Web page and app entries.
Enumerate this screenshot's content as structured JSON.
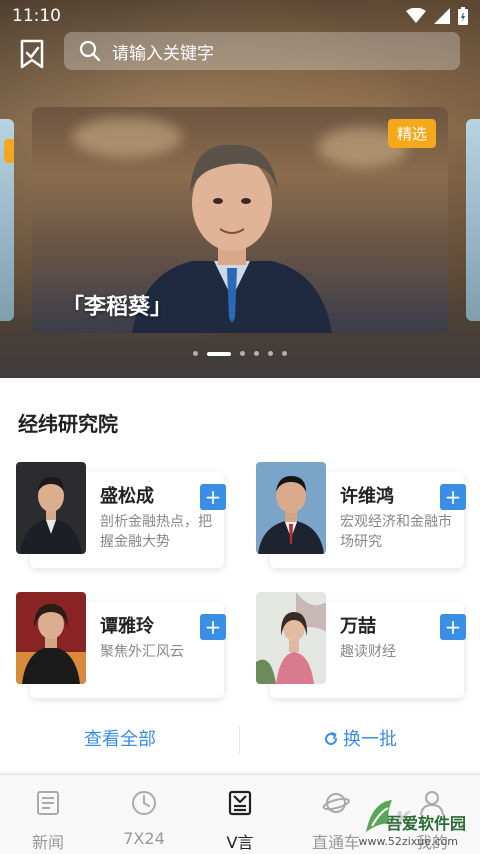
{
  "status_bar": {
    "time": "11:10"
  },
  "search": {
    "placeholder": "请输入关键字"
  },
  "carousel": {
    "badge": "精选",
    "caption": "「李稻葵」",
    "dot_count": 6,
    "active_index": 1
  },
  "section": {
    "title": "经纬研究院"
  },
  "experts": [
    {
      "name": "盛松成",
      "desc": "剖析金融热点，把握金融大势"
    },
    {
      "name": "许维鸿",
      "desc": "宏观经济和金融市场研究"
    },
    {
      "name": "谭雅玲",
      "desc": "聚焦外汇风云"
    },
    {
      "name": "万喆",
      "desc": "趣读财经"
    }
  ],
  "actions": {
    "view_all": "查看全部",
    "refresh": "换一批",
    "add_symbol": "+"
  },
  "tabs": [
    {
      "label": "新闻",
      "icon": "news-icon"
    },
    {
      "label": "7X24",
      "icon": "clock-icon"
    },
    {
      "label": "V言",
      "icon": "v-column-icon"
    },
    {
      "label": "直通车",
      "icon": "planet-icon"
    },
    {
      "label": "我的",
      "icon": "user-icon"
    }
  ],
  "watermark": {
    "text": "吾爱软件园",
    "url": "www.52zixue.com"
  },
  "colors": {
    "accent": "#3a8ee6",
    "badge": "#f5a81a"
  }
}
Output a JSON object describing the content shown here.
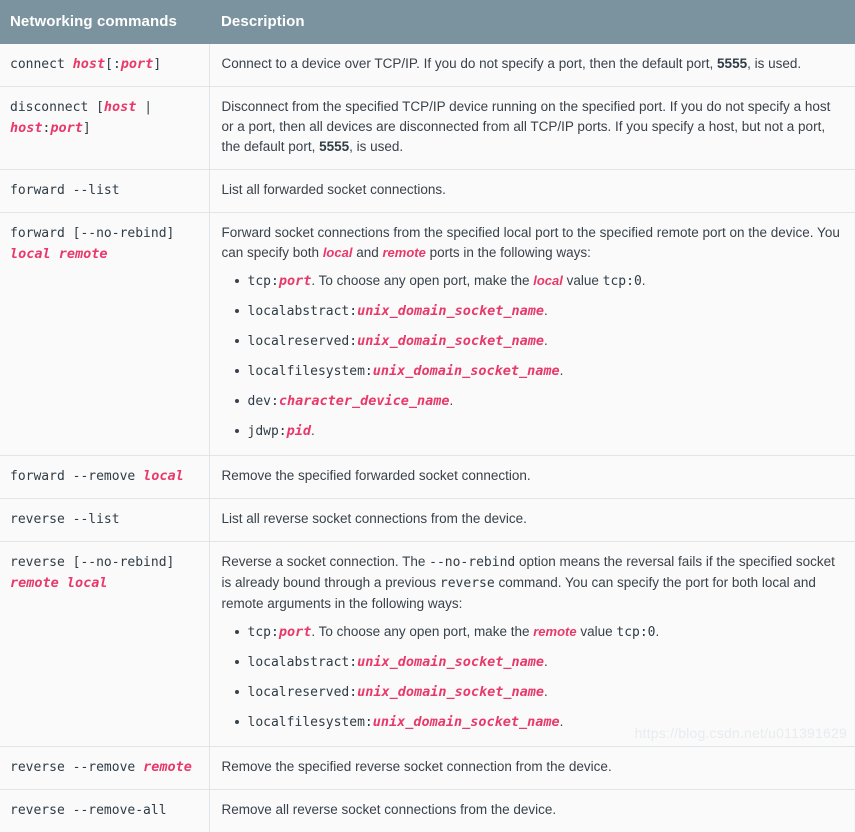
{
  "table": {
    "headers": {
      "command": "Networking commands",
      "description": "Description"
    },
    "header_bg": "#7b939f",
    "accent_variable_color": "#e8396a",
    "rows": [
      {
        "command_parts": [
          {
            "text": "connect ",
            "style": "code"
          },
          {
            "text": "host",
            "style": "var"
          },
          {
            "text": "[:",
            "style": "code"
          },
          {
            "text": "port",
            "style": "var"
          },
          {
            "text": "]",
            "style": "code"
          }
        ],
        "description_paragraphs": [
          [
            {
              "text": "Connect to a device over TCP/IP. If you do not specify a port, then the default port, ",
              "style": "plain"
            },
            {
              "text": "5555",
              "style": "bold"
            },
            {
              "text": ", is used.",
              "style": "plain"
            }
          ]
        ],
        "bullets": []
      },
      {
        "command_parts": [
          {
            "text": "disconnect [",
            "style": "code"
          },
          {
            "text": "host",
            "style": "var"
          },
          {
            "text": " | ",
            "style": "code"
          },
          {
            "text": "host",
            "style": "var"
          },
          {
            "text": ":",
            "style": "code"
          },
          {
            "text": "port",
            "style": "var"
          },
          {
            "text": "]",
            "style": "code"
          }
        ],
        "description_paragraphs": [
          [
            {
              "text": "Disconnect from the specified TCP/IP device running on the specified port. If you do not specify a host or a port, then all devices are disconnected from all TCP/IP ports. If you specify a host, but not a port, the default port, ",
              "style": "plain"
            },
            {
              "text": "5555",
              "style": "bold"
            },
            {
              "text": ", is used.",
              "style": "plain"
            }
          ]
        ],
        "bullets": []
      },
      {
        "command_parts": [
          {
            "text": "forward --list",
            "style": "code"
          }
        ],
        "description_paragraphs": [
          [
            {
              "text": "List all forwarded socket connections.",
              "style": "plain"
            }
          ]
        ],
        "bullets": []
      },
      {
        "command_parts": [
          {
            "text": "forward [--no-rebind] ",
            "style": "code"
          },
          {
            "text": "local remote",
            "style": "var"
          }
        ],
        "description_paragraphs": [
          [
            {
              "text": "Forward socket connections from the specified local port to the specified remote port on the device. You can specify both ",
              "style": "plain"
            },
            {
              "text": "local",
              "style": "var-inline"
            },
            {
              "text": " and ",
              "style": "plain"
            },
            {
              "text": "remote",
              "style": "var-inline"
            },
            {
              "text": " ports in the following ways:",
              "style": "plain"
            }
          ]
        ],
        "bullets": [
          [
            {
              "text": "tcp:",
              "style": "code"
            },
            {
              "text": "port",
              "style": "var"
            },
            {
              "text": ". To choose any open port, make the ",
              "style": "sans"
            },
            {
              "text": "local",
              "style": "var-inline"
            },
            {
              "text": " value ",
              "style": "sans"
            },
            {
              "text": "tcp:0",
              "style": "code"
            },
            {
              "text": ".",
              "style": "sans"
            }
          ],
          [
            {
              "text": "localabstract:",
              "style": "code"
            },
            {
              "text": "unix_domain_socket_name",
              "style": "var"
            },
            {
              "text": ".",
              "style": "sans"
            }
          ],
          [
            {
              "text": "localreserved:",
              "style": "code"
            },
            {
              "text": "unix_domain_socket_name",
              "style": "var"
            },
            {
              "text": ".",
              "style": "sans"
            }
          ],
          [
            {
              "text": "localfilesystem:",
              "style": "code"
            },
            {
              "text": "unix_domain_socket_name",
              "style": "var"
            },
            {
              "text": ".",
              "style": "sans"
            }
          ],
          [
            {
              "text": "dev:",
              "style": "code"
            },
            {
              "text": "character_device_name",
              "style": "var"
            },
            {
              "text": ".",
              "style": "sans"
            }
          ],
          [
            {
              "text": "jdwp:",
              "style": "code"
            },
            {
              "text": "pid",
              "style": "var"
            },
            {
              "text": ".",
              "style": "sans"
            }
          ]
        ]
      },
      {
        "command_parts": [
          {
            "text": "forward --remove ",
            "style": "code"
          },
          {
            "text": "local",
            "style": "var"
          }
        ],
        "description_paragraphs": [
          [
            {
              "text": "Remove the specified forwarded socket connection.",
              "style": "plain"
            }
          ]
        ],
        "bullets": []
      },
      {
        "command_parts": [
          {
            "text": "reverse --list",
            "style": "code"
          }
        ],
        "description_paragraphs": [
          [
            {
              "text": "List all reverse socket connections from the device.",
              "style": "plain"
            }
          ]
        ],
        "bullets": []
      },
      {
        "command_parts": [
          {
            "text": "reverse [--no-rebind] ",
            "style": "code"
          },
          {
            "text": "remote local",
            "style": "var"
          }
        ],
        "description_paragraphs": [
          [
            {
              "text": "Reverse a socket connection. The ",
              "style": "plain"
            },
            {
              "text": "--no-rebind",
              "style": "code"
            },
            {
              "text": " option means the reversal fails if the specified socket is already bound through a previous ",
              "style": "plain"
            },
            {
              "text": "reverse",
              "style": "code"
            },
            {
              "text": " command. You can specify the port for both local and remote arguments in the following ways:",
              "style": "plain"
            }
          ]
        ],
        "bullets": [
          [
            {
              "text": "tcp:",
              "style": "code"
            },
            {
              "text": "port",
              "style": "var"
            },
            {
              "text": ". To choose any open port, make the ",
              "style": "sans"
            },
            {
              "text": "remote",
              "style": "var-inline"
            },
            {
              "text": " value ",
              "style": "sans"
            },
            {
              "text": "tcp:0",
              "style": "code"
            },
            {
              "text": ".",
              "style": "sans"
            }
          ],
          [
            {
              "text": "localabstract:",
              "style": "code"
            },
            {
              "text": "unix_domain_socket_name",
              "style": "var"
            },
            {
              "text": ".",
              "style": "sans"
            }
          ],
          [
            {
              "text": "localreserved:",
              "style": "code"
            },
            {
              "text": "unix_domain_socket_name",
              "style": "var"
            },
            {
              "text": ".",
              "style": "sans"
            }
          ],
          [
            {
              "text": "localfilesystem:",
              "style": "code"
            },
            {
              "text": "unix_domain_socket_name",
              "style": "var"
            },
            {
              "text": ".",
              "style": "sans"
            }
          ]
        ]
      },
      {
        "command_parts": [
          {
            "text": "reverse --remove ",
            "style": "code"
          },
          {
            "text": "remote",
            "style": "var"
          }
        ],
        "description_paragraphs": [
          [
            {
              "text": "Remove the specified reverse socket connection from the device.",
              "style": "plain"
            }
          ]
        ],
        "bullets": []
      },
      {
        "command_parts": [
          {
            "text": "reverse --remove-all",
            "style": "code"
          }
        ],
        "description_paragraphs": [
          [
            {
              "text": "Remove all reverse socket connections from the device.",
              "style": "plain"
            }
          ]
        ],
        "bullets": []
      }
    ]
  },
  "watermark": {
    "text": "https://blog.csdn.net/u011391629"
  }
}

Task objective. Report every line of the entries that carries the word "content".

Solution.
Enumerate this screenshot's content as structured JSON.
Output a JSON object describing the content shown here.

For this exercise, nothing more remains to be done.